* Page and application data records
────

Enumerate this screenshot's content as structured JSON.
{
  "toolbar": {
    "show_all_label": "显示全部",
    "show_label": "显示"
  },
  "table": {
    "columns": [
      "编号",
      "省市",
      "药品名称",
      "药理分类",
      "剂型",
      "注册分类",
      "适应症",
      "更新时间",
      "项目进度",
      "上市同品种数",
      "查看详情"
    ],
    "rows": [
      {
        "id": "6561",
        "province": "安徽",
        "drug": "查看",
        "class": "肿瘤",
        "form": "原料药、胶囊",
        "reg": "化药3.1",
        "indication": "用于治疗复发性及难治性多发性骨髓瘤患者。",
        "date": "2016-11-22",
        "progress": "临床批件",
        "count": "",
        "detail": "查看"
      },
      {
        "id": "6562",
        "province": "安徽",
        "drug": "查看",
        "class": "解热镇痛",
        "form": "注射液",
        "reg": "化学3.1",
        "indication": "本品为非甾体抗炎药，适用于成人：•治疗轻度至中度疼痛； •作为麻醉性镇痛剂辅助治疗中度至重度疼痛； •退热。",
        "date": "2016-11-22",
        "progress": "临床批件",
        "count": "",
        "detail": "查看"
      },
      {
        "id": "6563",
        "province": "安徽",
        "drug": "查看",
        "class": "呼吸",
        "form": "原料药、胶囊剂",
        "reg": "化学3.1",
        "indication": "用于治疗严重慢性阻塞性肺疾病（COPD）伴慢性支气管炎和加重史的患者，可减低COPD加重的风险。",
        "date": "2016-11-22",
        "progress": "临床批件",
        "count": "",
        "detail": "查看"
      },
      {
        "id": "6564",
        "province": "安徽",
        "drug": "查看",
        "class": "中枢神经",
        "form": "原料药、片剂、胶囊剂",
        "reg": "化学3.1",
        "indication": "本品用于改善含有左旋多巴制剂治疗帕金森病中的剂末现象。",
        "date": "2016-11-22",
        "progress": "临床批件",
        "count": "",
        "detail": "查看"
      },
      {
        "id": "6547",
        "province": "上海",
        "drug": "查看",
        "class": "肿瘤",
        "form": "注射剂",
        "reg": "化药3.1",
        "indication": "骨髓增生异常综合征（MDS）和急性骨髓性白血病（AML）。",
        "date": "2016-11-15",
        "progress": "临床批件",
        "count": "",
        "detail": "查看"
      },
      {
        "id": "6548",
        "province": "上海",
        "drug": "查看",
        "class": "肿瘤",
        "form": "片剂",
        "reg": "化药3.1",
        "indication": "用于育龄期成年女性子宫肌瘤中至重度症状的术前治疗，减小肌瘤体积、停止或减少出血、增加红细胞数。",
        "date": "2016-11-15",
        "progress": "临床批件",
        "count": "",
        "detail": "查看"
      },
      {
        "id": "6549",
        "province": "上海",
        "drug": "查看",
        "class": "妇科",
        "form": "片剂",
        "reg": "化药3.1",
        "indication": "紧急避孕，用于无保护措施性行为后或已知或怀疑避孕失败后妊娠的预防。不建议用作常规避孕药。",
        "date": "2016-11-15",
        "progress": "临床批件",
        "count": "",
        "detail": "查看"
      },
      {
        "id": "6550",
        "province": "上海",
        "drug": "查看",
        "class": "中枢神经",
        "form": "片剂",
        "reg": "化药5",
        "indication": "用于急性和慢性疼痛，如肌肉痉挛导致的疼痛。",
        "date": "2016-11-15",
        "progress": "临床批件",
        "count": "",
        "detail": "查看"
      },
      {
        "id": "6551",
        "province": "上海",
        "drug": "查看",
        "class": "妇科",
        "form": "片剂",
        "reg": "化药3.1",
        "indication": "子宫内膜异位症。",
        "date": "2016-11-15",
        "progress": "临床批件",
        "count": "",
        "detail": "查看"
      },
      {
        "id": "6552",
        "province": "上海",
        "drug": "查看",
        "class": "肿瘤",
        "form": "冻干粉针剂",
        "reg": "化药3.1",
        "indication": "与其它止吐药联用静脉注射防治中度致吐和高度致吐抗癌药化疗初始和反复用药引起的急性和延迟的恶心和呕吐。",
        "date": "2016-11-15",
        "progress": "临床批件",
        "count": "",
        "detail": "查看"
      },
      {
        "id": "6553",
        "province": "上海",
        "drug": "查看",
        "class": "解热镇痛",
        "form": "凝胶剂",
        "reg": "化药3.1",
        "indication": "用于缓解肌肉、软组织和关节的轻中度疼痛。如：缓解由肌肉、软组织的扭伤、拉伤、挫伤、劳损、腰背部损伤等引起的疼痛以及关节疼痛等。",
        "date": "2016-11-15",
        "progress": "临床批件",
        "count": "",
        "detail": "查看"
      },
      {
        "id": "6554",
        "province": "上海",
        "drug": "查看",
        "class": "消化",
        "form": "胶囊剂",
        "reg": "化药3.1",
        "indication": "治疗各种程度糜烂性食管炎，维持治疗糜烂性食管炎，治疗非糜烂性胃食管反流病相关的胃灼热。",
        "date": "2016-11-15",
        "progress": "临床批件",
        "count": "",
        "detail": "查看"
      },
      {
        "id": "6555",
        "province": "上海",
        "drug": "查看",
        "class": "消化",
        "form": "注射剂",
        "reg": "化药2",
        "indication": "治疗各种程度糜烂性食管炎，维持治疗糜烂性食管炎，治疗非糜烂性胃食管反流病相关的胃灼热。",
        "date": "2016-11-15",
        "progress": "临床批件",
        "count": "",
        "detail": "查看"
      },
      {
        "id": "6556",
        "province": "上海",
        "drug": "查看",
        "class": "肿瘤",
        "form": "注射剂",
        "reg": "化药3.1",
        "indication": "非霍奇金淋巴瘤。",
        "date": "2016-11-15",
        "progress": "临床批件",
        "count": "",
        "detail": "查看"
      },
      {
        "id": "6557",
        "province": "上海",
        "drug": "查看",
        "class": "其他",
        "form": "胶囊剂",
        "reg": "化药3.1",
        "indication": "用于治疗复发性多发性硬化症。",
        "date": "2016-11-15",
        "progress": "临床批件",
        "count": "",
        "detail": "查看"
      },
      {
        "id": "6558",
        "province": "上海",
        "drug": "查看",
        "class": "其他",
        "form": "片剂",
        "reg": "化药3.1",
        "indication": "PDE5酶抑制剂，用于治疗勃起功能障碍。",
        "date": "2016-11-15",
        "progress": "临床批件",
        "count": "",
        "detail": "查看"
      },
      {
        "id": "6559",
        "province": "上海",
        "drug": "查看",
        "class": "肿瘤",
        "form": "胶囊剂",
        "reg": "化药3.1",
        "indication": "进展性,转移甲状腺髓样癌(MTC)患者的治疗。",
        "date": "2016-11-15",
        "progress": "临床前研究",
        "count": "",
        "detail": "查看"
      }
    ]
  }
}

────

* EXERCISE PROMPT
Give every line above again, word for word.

* RESPONSE FOR THIS EXERCISE
Enumerate this screenshot's content as structured JSON.
{
  "toolbar": {
    "show_all_label": "显示全部",
    "show_label": "显示"
  },
  "table": {
    "columns": [
      "编号",
      "省市",
      "药品名称",
      "药理分类",
      "剂型",
      "注册分类",
      "适应症",
      "更新时间",
      "项目进度",
      "上市同品种数",
      "查看详情"
    ],
    "rows": [
      {
        "id": "6561",
        "province": "安徽",
        "drug": "查看",
        "class": "肿瘤",
        "form": "原料药、胶囊",
        "reg": "化药3.1",
        "indication": "用于治疗复发性及难治性多发性骨髓瘤患者。",
        "date": "2016-11-22",
        "progress": "临床批件",
        "count": "",
        "detail": "查看"
      },
      {
        "id": "6562",
        "province": "安徽",
        "drug": "查看",
        "class": "解热镇痛",
        "form": "注射液",
        "reg": "化学3.1",
        "indication": "本品为非甾体抗炎药，适用于成人：•治疗轻度至中度疼痛； •作为麻醉性镇痛剂辅助治疗中度至重度疼痛； •退热。",
        "date": "2016-11-22",
        "progress": "临床批件",
        "count": "",
        "detail": "查看"
      },
      {
        "id": "6563",
        "province": "安徽",
        "drug": "查看",
        "class": "呼吸",
        "form": "原料药、胶囊剂",
        "reg": "化学3.1",
        "indication": "用于治疗严重慢性阻塞性肺疾病（COPD）伴慢性支气管炎和加重史的患者，可减低COPD加重的风险。",
        "date": "2016-11-22",
        "progress": "临床批件",
        "count": "",
        "detail": "查看"
      },
      {
        "id": "6564",
        "province": "安徽",
        "drug": "查看",
        "class": "中枢神经",
        "form": "原料药、片剂、胶囊剂",
        "reg": "化学3.1",
        "indication": "本品用于改善含有左旋多巴制剂治疗帕金森病中的剂末现象。",
        "date": "2016-11-22",
        "progress": "临床批件",
        "count": "",
        "detail": "查看"
      },
      {
        "id": "6547",
        "province": "上海",
        "drug": "查看",
        "class": "肿瘤",
        "form": "注射剂",
        "reg": "化药3.1",
        "indication": "骨髓增生异常综合征（MDS）和急性骨髓性白血病（AML）。",
        "date": "2016-11-15",
        "progress": "临床批件",
        "count": "",
        "detail": "查看"
      },
      {
        "id": "6548",
        "province": "上海",
        "drug": "查看",
        "class": "肿瘤",
        "form": "片剂",
        "reg": "化药3.1",
        "indication": "用于育龄期成年女性子宫肌瘤中至重度症状的术前治疗，减小肌瘤体积、停止或减少出血、增加红细胞数。",
        "date": "2016-11-15",
        "progress": "临床批件",
        "count": "",
        "detail": "查看"
      },
      {
        "id": "6549",
        "province": "上海",
        "drug": "查看",
        "class": "妇科",
        "form": "片剂",
        "reg": "化药3.1",
        "indication": "紧急避孕，用于无保护措施性行为后或已知或怀疑避孕失败后妊娠的预防。不建议用作常规避孕药。",
        "date": "2016-11-15",
        "progress": "临床批件",
        "count": "",
        "detail": "查看"
      },
      {
        "id": "6550",
        "province": "上海",
        "drug": "查看",
        "class": "中枢神经",
        "form": "片剂",
        "reg": "化药5",
        "indication": "用于急性和慢性疼痛，如肌肉痉挛导致的疼痛。",
        "date": "2016-11-15",
        "progress": "临床批件",
        "count": "",
        "detail": "查看"
      },
      {
        "id": "6551",
        "province": "上海",
        "drug": "查看",
        "class": "妇科",
        "form": "片剂",
        "reg": "化药3.1",
        "indication": "子宫内膜异位症。",
        "date": "2016-11-15",
        "progress": "临床批件",
        "count": "",
        "detail": "查看"
      },
      {
        "id": "6552",
        "province": "上海",
        "drug": "查看",
        "class": "肿瘤",
        "form": "冻干粉针剂",
        "reg": "化药3.1",
        "indication": "与其它止吐药联用静脉注射防治中度致吐和高度致吐抗癌药化疗初始和反复用药引起的急性和延迟的恶心和呕吐。",
        "date": "2016-11-15",
        "progress": "临床批件",
        "count": "",
        "detail": "查看"
      },
      {
        "id": "6553",
        "province": "上海",
        "drug": "查看",
        "class": "解热镇痛",
        "form": "凝胶剂",
        "reg": "化药3.1",
        "indication": "用于缓解肌肉、软组织和关节的轻中度疼痛。如：缓解由肌肉、软组织的扭伤、拉伤、挫伤、劳损、腰背部损伤等引起的疼痛以及关节疼痛等。",
        "date": "2016-11-15",
        "progress": "临床批件",
        "count": "",
        "detail": "查看"
      },
      {
        "id": "6554",
        "province": "上海",
        "drug": "查看",
        "class": "消化",
        "form": "胶囊剂",
        "reg": "化药3.1",
        "indication": "治疗各种程度糜烂性食管炎，维持治疗糜烂性食管炎，治疗非糜烂性胃食管反流病相关的胃灼热。",
        "date": "2016-11-15",
        "progress": "临床批件",
        "count": "",
        "detail": "查看"
      },
      {
        "id": "6555",
        "province": "上海",
        "drug": "查看",
        "class": "消化",
        "form": "注射剂",
        "reg": "化药2",
        "indication": "治疗各种程度糜烂性食管炎，维持治疗糜烂性食管炎，治疗非糜烂性胃食管反流病相关的胃灼热。",
        "date": "2016-11-15",
        "progress": "临床批件",
        "count": "",
        "detail": "查看"
      },
      {
        "id": "6556",
        "province": "上海",
        "drug": "查看",
        "class": "肿瘤",
        "form": "注射剂",
        "reg": "化药3.1",
        "indication": "非霍奇金淋巴瘤。",
        "date": "2016-11-15",
        "progress": "临床批件",
        "count": "",
        "detail": "查看"
      },
      {
        "id": "6557",
        "province": "上海",
        "drug": "查看",
        "class": "其他",
        "form": "胶囊剂",
        "reg": "化药3.1",
        "indication": "用于治疗复发性多发性硬化症。",
        "date": "2016-11-15",
        "progress": "临床批件",
        "count": "",
        "detail": "查看"
      },
      {
        "id": "6558",
        "province": "上海",
        "drug": "查看",
        "class": "其他",
        "form": "片剂",
        "reg": "化药3.1",
        "indication": "PDE5酶抑制剂，用于治疗勃起功能障碍。",
        "date": "2016-11-15",
        "progress": "临床批件",
        "count": "",
        "detail": "查看"
      },
      {
        "id": "6559",
        "province": "上海",
        "drug": "查看",
        "class": "肿瘤",
        "form": "胶囊剂",
        "reg": "化药3.1",
        "indication": "进展性,转移甲状腺髓样癌(MTC)患者的治疗。",
        "date": "2016-11-15",
        "progress": "临床前研究",
        "count": "",
        "detail": "查看"
      }
    ]
  }
}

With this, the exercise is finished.